### Task statement:
Every line holding the word "System" should be copied from the material.

### Records for the task:
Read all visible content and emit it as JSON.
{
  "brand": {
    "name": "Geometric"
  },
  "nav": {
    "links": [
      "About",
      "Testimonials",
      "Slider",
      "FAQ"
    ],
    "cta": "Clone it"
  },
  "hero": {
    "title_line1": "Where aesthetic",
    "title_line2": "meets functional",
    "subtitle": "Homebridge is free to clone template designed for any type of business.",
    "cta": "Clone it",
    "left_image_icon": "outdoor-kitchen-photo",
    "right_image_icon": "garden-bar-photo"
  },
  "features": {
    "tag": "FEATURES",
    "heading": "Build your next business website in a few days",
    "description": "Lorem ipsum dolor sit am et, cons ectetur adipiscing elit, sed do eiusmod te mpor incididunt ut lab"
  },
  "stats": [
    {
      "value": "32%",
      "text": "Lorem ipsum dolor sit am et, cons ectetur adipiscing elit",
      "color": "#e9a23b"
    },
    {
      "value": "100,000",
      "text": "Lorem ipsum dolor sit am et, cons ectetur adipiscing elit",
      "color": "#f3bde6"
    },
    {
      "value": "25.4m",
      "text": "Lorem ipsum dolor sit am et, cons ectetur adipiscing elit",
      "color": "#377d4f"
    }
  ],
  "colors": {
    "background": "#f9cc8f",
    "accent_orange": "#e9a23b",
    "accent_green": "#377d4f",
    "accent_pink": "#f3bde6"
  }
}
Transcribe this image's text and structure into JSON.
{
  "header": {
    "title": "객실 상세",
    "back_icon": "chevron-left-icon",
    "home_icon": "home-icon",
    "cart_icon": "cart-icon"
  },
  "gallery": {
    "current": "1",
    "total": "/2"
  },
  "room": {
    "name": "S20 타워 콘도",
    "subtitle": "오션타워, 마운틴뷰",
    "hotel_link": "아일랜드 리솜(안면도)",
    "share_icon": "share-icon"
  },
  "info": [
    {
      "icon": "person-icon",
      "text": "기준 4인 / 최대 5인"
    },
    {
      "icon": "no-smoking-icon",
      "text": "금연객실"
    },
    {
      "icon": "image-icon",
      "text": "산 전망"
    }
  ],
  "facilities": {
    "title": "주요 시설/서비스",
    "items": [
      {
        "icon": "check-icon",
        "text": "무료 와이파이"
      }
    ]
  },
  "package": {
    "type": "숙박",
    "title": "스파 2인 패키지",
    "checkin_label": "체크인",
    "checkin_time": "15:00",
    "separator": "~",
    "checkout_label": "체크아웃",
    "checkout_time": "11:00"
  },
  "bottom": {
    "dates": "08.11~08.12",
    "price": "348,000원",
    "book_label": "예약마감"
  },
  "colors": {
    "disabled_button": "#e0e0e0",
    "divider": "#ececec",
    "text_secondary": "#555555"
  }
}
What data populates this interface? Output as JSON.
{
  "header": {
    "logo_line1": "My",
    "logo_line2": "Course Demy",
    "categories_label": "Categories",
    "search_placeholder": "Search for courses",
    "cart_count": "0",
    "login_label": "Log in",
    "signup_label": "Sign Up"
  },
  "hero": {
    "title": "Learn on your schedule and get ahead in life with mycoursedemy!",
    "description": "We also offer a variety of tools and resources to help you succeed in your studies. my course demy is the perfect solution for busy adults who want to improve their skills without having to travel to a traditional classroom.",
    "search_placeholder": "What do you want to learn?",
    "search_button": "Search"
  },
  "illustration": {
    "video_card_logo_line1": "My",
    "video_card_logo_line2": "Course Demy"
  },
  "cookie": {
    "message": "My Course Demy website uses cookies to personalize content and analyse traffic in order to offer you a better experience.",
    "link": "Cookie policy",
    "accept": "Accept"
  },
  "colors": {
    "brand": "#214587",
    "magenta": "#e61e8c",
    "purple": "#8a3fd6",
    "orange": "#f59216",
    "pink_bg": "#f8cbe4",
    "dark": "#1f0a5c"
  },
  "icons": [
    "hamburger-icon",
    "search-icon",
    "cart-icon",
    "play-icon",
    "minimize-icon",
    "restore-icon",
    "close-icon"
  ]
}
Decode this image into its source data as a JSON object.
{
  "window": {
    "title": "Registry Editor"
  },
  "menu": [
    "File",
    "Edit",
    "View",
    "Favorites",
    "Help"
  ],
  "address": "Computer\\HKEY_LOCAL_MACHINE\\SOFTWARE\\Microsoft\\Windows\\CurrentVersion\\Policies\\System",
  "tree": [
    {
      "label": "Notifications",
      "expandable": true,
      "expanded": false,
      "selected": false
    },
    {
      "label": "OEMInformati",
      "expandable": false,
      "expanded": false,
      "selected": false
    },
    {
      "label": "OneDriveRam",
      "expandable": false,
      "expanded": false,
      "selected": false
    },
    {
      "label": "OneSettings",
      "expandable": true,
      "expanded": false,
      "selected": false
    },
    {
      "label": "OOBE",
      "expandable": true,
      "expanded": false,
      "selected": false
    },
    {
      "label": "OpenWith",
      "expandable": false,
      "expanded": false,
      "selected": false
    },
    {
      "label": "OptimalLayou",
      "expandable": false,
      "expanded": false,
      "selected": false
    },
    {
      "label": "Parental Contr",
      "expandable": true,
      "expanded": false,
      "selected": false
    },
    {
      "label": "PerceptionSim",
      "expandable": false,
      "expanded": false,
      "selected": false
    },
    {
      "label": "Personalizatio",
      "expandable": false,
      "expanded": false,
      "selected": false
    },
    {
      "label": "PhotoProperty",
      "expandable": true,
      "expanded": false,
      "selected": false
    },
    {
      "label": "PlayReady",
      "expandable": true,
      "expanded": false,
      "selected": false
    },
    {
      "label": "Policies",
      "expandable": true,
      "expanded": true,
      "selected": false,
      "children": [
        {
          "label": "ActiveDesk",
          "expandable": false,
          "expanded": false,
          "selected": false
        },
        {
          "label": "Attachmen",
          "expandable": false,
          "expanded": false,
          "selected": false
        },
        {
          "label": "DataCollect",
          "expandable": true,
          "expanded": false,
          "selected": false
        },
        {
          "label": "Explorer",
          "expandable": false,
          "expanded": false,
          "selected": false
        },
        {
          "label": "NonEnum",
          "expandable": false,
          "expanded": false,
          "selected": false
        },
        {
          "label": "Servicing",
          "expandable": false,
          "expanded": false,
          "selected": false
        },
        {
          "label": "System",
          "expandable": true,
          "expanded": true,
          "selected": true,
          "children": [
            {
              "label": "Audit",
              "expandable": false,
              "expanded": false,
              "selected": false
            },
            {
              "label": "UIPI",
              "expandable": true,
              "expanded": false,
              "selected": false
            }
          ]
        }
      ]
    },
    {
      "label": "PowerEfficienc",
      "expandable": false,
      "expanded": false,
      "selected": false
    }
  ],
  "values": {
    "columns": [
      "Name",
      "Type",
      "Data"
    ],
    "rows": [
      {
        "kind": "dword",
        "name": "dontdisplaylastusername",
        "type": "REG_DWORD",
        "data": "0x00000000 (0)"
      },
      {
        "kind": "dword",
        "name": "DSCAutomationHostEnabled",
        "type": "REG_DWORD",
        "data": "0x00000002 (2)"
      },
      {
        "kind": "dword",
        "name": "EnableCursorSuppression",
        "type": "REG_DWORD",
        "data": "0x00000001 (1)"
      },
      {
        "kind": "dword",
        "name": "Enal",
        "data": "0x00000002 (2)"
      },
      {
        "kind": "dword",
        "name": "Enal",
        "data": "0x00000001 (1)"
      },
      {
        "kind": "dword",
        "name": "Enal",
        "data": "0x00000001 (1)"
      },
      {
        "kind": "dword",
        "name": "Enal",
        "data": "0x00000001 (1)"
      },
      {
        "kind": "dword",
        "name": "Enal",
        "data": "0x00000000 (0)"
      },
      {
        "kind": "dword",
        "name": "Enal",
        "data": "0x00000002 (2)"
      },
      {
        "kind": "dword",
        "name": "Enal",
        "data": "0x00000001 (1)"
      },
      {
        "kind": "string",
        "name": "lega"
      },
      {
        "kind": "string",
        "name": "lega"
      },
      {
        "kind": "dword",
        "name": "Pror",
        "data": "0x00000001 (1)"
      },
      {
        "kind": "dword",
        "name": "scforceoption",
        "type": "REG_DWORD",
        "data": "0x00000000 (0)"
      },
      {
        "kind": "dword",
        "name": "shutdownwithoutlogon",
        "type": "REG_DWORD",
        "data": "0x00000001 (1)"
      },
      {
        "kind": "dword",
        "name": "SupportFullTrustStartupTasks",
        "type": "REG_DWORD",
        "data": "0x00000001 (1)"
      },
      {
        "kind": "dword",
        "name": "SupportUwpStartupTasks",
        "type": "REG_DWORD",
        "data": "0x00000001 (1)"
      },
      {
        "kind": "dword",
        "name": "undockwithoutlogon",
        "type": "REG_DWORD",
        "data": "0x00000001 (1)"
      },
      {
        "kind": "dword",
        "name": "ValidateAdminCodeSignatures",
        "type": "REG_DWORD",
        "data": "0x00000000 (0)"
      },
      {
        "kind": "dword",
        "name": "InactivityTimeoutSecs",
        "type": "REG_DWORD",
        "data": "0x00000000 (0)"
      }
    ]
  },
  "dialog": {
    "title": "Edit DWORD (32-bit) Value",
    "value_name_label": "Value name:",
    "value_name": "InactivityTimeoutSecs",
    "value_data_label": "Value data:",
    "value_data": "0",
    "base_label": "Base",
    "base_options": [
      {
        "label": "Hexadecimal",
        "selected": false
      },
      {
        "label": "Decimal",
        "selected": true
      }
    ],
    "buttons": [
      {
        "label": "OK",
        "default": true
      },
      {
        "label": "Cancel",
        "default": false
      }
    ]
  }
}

### Solution to this task:
  "address": "Computer\\HKEY_LOCAL_MACHINE\\SOFTWARE\\Microsoft\\Windows\\CurrentVersion\\Policies\\System",
          "label": "System",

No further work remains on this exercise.